▶ Brief: Below is a listing; copy all of it exactly.

*** Block opens ***

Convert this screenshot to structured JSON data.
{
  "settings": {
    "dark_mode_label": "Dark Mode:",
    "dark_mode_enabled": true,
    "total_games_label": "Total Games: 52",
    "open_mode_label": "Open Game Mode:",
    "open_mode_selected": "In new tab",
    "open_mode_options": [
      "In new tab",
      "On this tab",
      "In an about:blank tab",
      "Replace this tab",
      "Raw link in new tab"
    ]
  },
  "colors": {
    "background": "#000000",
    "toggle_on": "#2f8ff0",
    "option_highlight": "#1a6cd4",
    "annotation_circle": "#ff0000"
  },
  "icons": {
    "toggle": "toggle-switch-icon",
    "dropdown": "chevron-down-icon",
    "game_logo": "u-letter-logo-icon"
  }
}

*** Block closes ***

▶ Result below:
Convert this screenshot to structured JSON data.
{
  "settings": {
    "dark_mode_label": "Dark Mode:",
    "dark_mode_enabled": true,
    "total_games_label": "Total Games: 52",
    "open_mode_label": "Open Game Mode:",
    "open_mode_selected": "In new tab",
    "open_mode_options": [
      "In new tab",
      "On this tab",
      "In an about:blank tab",
      "Replace this tab",
      "Raw link in new tab"
    ]
  },
  "colors": {
    "background": "#000000",
    "toggle_on": "#2f8ff0",
    "option_highlight": "#1a6cd4",
    "annotation_circle": "#ff0000"
  },
  "icons": {
    "toggle": "toggle-switch-icon",
    "dropdown": "chevron-down-icon",
    "game_logo": "u-letter-logo-icon"
  }
}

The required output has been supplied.